I send my bee, to whisper in your ear up, and tough vines to bind him to his younger and more sturdy attendants.
that I am waiting-remember, Rhæcus.”
And Rhæcus promised, as many proAnd when the work was done, and
mises as kisses, and they parted—to night was falling, and the rest had gone to bathe their tired and dusty limbs in the
moet again, to-morrow, and to-morrow, cool springs, Rhocus stretched his length
and to-morrow, they thought, on the dewy grass at the feet of his fine
Till the sun grew cold,
And the stars were old. old tree, and with fingers interlocked under his head, made the woods ring But the day came at last when Rhæcus again, startling the owl and the bat with forgot. It was late ; the long shadows country-songs of old Greece. And pre- were falling, and night was filing out of sently there stood, between him and the the woods and marching abroad over all moon, a maiden, lovelier than a dream the land. Rhæcus sat among the shep. of going to heaven on wings, whose look herds playing at draughts, and his was like a kiss, and her voice more plea- thoughts were all in the game. Prosant than the comfortablest home-songs sently a bee came and buzzed in his ear; of crickets. And she said : “Rhæcus, but Rhæcus only jerked his head sharply good Rhæcus, beautiful Rhæcus, I am aside and said "pshaw!"--going on with a hamadryad, daughter of the green
And again the bee buzzed wood; from the gray forest king whose in his ear, and again he said “pshaw," life your pity has prolonged I had my and “pshaw," and “pshaw." And the life at first, and all of good or beautiful third time, he cursed the bee, and struck that pertains to it. Therefore whatso- it fiercely with his band, so that, with ever is in my gift to give you, ask and broken wings, and all in a buzzing spasm, take.
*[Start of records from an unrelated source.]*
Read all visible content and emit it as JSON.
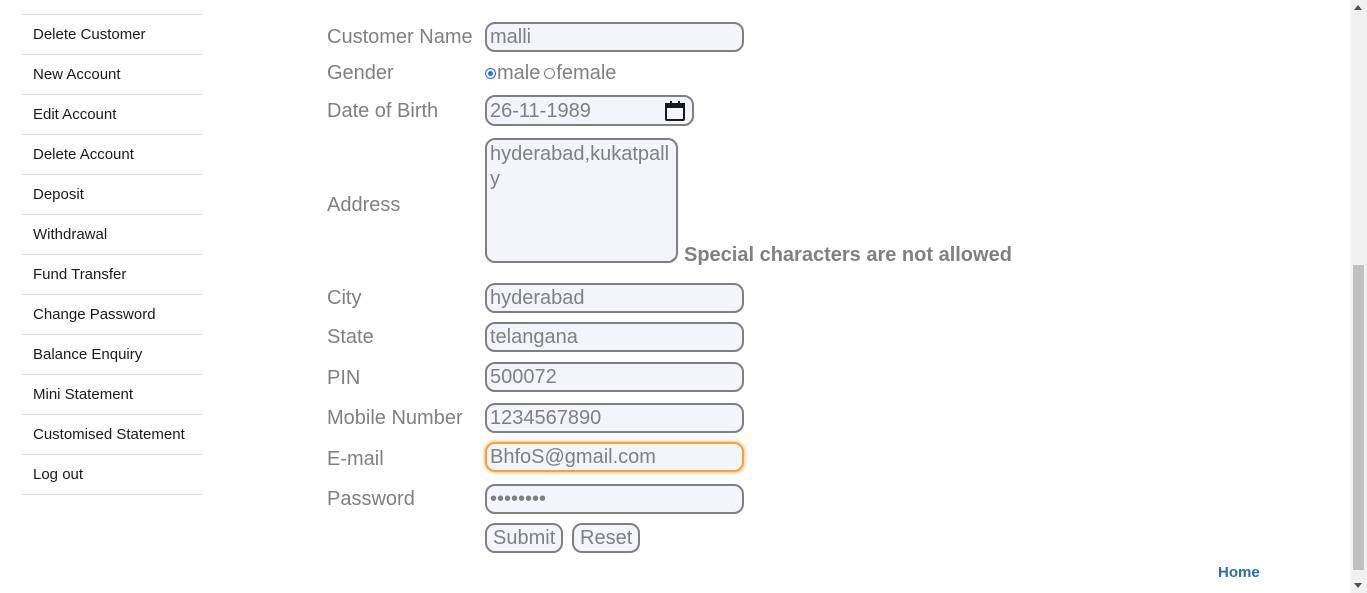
{
  "sidebar": {
    "items": [
      {
        "label": "Edit Customer"
      },
      {
        "label": "Delete Customer"
      },
      {
        "label": "New Account"
      },
      {
        "label": "Edit Account"
      },
      {
        "label": "Delete Account"
      },
      {
        "label": "Deposit"
      },
      {
        "label": "Withdrawal"
      },
      {
        "label": "Fund Transfer"
      },
      {
        "label": "Change Password"
      },
      {
        "label": "Balance Enquiry"
      },
      {
        "label": "Mini Statement"
      },
      {
        "label": "Customised Statement"
      },
      {
        "label": "Log out"
      }
    ]
  },
  "form": {
    "labels": {
      "customer_name": "Customer Name",
      "gender": "Gender",
      "dob": "Date of Birth",
      "address": "Address",
      "city": "City",
      "state": "State",
      "pin": "PIN",
      "mobile": "Mobile Number",
      "email": "E-mail",
      "password": "Password"
    },
    "values": {
      "customer_name": "malli",
      "dob": "26-11-1989",
      "address": "hyderabad,kukatpally",
      "city": "hyderabad",
      "state": "telangana",
      "pin": "500072",
      "mobile": "1234567890",
      "email": "BhfoS@gmail.com",
      "password": "••••••••"
    },
    "gender_options": [
      "male",
      "female"
    ],
    "gender_selected": "male",
    "address_error": "Special characters are not allowed",
    "submit_label": "Submit",
    "reset_label": "Reset"
  },
  "footer": {
    "home_link": "Home"
  },
  "colors": {
    "focus_border": "#f5a342",
    "link": "#2a6fb0",
    "radio_checked": "#1a73e8"
  }
}
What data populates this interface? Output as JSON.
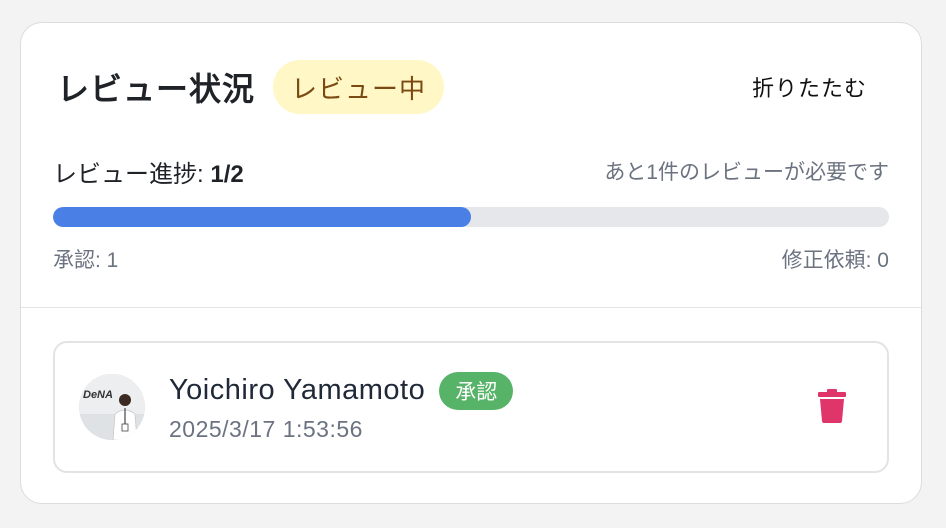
{
  "header": {
    "title": "レビュー状況",
    "status_badge": "レビュー中",
    "collapse_label": "折りたたむ"
  },
  "progress": {
    "label": "レビュー進捗:",
    "value_text": "1/2",
    "remaining_text": "あと1件のレビューが必要です",
    "fraction": 0.5,
    "approved_text": "承認: 1",
    "changes_text": "修正依頼: 0"
  },
  "reviewer": {
    "name": "Yoichiro Yamamoto",
    "status": "承認",
    "date": "2025/3/17 1:53:56",
    "avatar_text": "DeNA"
  },
  "colors": {
    "accent": "#4a7fe5",
    "badge_review_bg": "#fff7c6",
    "badge_approved_bg": "#57b368",
    "delete": "#e0356a"
  },
  "icons": {
    "delete": "trash-icon"
  }
}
The birds, full of songs, are rolled up in a round ball with pain, it yours, if you will have them; and the was sharply smitten to the earth, and spotted snakes, and the quick, cunning crippled, and choked with dust. squirrels—all these, if you love them,
When Rhæcus saw what he had done take."
his heart stood still within him, and his But Rhæcus looked on the hamadry- head went round and round, and he ad's marvelous charm, and his heart wished that he were dead. But he ten. beat bigh withit him, and his eyes derly took up the dying bee, and laying glowed all a-blaze; aná ho said: “Not it in his bosom, fed into the forest, callthe birds, full of songs, nor the spotted ing on the name of his beloved, filling snakes, nor the quick, cunning squirrels, all the air with his penitence, so that -but thee, lovelier than a dream of the
very bats did pity him. going to heaven on wings,--thee, and
But he found her not, neither then thy stop like a kiss,-thee, and thy nor ever again, under the kindly stars ; voice, more pleasant than the home- although, often, a melancholy wind came songs of comfortable crickets,-thee, out of the woods at dusk and cried “Oh, and all thy wondrous beauty and bless
Rhæcus." edness I must have. Give me.”
There is a thing that shall last foreverAnd the wood-nymph answered : “ Till the sun grows cold, “ Rhæcus, thou, too, art beautiful and And the stars are old, good, and I will be thy sweet-heart. I And the leaves of the Judgment-book un. will kiss thee, and thou shalt kiss me,
fold" runder the kindly stars; and we will love And the name of that thing is— " Too each other, and cling to each other Late."